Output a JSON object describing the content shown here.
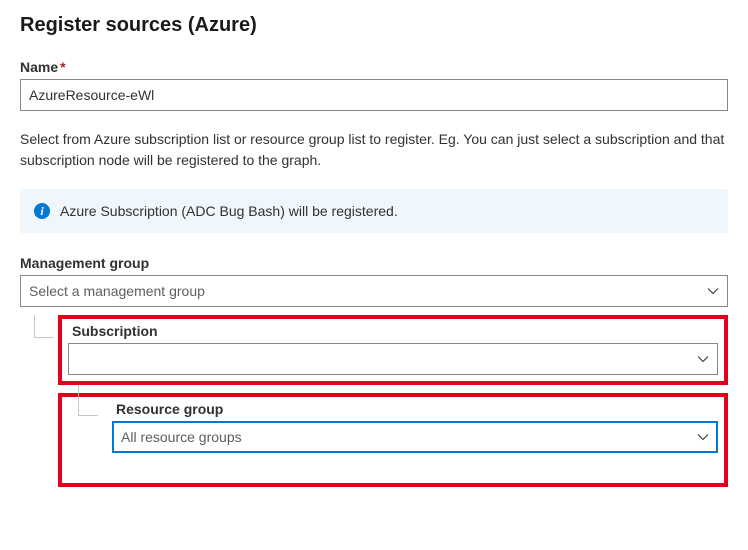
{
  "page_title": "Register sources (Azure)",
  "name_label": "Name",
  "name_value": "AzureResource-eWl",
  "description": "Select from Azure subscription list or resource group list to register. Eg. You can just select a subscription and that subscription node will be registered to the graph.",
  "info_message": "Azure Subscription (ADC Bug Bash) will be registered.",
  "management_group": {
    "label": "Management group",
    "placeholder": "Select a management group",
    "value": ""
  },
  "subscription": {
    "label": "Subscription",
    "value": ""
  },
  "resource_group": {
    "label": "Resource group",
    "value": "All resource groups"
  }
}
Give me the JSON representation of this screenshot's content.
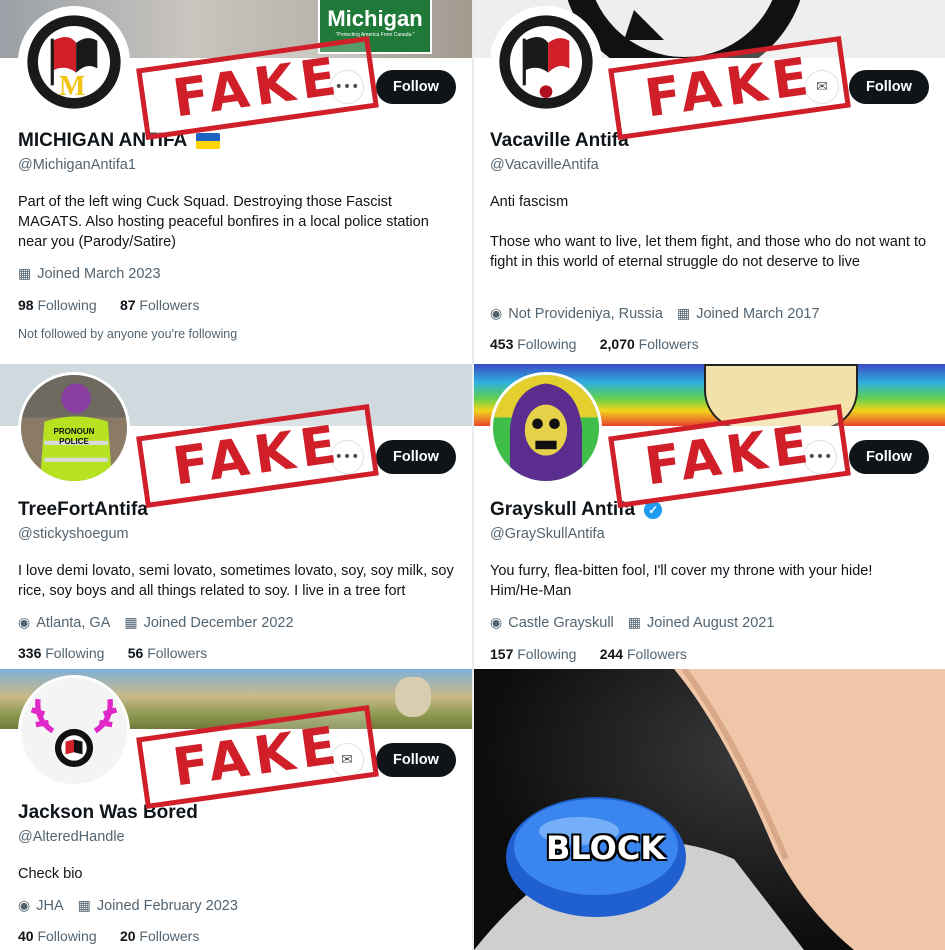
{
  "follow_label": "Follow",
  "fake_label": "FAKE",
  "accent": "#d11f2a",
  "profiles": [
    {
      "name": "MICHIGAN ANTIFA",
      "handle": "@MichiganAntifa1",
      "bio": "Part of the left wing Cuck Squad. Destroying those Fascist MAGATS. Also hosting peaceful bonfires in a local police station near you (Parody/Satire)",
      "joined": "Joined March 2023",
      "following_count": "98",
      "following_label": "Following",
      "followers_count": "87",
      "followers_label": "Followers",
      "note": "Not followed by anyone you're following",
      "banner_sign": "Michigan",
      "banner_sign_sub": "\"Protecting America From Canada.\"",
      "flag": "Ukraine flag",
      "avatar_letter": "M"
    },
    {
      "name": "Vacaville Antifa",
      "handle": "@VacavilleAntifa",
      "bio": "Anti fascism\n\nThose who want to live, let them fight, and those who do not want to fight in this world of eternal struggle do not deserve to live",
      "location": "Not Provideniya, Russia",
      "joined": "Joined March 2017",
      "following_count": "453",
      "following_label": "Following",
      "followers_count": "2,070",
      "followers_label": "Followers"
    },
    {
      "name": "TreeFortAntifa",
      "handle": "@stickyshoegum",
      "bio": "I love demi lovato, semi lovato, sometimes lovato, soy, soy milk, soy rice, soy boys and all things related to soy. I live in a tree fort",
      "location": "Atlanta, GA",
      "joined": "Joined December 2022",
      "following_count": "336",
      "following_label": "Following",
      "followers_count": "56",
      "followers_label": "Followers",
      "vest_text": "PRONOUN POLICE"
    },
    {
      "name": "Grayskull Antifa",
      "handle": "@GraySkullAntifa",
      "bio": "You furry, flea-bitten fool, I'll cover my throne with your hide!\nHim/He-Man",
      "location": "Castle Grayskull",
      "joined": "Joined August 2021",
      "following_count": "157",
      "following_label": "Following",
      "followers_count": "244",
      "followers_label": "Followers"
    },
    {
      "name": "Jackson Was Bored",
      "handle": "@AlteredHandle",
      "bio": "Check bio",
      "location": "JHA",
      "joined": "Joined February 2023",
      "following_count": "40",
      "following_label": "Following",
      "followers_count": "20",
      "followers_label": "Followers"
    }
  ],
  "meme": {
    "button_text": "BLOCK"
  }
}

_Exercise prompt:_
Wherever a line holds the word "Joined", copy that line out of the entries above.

_Final answer:_
      "joined": "Joined March 2023",
      "joined": "Joined March 2017",
      "joined": "Joined December 2022",
      "joined": "Joined August 2021",
      "joined": "Joined February 2023",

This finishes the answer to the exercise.